The number of boxes received was especially encouraging, in view of the economic difficulties affecting many local families. The generosity displayed by people who are themselves going through hard times was impressive. Our grateful thanks to all.

DAVID HEYWOOD

Co-ordinator, Berwick Shoebox

Appeal

Magdalene Fields GC charity aid boost

WE would like to thank Kevin Atkinson, the captain of Magdalene Fields Golf Club, for very kindly choosing our charity as one of the beneficiaries of his Charity Golf Day.

The sum of £666 we received is a fantastic donation and we really appreciate the continued generosity of Magdalene Fields Golf Club, who have been incredibly supportive of our charity ever since we started in 2009.

The money raised will be used by Leukaemia and Lymphoma Research to help find cures and better treatment for people suffering from all types blood cancer. We have been overwhelmed by the support our charity has received in the last year and are very grateful.

HELEN TAIT & MARION BLACK

North Northumberland

Fundraising Group

Leukaemia and Lymphoma

Research

Riding for the Disabled lunch raises £1300

ETAL Group Riding for the Disabled recently held a lunch at South Hazelrigg Racing Yard, owned by Tony and Rose Dobbin. This was very successful and raised £1300 for the group.

We would like to thank Tony and Rose very much for their time and kind hospitality.

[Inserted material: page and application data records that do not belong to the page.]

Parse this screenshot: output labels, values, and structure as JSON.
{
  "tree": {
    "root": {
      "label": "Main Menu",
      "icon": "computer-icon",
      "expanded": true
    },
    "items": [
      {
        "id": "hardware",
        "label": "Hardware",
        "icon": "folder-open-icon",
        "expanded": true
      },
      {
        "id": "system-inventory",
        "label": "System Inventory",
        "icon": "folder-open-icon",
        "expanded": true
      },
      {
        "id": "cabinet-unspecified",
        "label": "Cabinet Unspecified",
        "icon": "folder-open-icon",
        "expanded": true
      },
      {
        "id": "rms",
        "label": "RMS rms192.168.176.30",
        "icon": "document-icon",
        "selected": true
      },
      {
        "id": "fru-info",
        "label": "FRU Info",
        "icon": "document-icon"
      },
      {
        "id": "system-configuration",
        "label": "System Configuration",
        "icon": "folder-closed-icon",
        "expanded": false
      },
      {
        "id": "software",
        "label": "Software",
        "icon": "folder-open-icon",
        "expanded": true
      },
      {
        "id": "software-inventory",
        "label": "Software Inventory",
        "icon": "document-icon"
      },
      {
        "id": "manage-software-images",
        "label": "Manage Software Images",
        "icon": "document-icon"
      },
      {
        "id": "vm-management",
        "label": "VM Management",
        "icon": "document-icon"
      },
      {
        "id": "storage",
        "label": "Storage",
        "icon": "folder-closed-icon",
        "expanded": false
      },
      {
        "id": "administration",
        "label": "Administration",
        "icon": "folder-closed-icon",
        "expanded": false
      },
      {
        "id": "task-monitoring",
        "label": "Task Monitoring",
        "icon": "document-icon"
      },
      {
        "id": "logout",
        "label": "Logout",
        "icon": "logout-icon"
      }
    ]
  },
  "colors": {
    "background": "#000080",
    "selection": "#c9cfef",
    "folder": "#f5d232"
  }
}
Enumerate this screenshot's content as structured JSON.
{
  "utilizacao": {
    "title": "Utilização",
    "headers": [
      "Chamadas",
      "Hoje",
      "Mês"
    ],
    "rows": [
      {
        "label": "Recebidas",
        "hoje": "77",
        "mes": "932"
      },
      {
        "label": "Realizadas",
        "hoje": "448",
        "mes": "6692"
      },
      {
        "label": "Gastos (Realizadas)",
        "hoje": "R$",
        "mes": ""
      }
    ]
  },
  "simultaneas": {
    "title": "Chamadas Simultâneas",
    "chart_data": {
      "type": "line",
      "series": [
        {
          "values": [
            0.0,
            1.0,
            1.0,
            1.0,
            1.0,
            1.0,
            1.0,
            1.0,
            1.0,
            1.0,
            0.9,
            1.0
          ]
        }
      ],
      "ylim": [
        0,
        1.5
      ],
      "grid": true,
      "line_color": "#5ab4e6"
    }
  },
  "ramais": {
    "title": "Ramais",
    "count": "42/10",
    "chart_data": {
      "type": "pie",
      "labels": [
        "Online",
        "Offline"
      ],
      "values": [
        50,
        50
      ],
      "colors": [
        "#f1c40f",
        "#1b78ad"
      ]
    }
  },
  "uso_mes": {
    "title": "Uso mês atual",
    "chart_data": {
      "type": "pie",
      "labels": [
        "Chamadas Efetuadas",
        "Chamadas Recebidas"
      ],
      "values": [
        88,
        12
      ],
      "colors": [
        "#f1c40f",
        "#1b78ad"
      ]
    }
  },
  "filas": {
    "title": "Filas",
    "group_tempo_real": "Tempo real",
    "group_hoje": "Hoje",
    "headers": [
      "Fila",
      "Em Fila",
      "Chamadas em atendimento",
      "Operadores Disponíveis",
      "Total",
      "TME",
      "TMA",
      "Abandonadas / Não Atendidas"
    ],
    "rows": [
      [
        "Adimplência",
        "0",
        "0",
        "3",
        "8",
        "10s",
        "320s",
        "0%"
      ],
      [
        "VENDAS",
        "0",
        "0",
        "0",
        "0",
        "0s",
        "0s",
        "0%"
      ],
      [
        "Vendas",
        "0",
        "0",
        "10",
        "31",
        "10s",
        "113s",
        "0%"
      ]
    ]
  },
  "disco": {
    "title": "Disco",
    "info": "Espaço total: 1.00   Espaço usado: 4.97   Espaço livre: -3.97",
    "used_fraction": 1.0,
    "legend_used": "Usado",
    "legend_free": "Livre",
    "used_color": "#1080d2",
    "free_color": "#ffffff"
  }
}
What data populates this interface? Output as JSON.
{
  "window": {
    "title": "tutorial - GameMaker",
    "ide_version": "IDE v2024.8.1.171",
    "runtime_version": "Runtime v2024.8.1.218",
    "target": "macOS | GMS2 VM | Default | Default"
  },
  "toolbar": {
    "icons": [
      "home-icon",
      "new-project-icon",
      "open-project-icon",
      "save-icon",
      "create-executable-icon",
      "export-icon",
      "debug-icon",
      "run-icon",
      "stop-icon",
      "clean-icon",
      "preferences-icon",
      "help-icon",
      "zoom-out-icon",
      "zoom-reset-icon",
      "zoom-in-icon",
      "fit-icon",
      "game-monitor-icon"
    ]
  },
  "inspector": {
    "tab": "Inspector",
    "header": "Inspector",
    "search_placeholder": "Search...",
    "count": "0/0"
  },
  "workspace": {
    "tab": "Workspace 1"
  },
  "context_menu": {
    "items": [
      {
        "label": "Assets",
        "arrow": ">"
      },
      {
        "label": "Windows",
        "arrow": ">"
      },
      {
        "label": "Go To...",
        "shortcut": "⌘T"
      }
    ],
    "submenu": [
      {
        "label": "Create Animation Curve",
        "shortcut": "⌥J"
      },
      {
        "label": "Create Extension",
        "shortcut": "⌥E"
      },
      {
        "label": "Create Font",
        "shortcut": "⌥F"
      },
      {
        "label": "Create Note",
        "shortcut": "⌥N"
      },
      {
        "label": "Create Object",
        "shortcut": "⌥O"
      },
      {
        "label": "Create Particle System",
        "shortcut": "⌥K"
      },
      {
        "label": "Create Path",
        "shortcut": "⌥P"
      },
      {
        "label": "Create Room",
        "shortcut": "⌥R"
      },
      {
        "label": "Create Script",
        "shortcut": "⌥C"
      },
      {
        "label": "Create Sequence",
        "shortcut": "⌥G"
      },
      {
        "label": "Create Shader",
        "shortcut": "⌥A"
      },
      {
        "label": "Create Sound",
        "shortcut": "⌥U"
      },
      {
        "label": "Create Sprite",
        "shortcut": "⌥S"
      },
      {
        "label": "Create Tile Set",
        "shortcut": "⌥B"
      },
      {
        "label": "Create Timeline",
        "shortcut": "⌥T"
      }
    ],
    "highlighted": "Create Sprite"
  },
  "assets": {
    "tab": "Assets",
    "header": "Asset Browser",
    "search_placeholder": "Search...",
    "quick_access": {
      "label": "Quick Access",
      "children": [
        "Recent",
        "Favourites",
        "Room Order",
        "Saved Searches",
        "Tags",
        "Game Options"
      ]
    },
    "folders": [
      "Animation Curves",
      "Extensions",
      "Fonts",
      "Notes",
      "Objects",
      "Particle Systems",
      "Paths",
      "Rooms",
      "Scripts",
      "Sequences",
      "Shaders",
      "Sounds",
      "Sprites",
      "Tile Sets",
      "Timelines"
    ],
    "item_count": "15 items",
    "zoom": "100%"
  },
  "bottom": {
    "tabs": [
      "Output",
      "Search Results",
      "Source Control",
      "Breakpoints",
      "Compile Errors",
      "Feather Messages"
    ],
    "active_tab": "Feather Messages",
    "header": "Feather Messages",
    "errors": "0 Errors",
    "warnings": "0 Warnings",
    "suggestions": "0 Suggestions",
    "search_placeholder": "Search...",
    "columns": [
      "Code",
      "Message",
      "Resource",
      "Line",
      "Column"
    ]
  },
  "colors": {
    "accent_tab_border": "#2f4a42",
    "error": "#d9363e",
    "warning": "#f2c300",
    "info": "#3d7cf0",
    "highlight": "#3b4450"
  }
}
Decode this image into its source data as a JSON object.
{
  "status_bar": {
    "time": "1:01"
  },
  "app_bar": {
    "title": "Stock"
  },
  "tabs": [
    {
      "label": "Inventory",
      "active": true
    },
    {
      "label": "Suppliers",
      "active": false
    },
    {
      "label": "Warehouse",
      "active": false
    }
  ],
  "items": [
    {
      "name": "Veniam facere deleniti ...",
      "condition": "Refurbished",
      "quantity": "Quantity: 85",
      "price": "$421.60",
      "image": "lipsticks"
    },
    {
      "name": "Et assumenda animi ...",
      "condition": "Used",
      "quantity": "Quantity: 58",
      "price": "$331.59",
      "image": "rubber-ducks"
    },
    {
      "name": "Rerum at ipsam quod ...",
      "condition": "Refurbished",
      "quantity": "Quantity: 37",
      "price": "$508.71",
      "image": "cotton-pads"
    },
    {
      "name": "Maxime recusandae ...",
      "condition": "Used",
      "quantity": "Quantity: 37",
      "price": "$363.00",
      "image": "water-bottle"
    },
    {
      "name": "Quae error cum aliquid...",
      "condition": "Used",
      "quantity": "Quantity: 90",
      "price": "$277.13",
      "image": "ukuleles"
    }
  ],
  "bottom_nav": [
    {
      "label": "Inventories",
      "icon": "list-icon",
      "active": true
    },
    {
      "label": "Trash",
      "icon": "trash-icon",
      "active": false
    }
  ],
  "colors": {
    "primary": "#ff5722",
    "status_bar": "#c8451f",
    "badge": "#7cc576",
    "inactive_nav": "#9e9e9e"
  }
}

Also our sincere appreciation to all those who came and supported us or helped in anyway, and to Buds Flowers of Tweedmouth who kindly gave us a beautiful bunch of flowers.

SUE WADE

Howtel Farm House, Mindrum

‘Calendar Girls’ full of warmth and humour

MYSELF and my friend June spent a lovely afternoon at the Maltings’ ‘Calendar Girls’ on November 17. The cast was excellent. It was very humorous and a lovely warm story.

We enjoyed it very much as I’m sure the rest of the audience did. Thank you Maltings and cast for a lovely show.

CATHERINE NARRY

Tweedmouth

Good Samaritan found and returned lost car keys

COULD I through your newspaper thank the person who found my car keys in Quay Walls car park on Saturday, November 17.

I didn’t see them on the front windscreen until my son had driven 190 miles with a spare set later in the evening but I’d like to thank the person for their honesty.

KEVIN GATELEY

Rotherham

Autumn fair efforts are much appreciated

THANK you to everyone who came along to our autumn fair on Saturday, November 17. We raised the fantastic amount of £1073.47.

Thank you to everyone who donated prizes and cakes, sold raffle tickets and helped out on the day. It was a brilliant result.

ALEXANDRA ALLIS

Chair, Friends of Lowick and

Holy Island First Schools

£500 collected for cancer support group at party

MY wife and I had a joint 60th birthday party at Magdalene Fields Golf Club. At the party a collection was made for a cancer support group.

The amount collected was £500. We would like to thank people through your paper.

MICHAEL PARK

Eastcliffe, Spittal

 

Comments

 
 

Back to the top of the page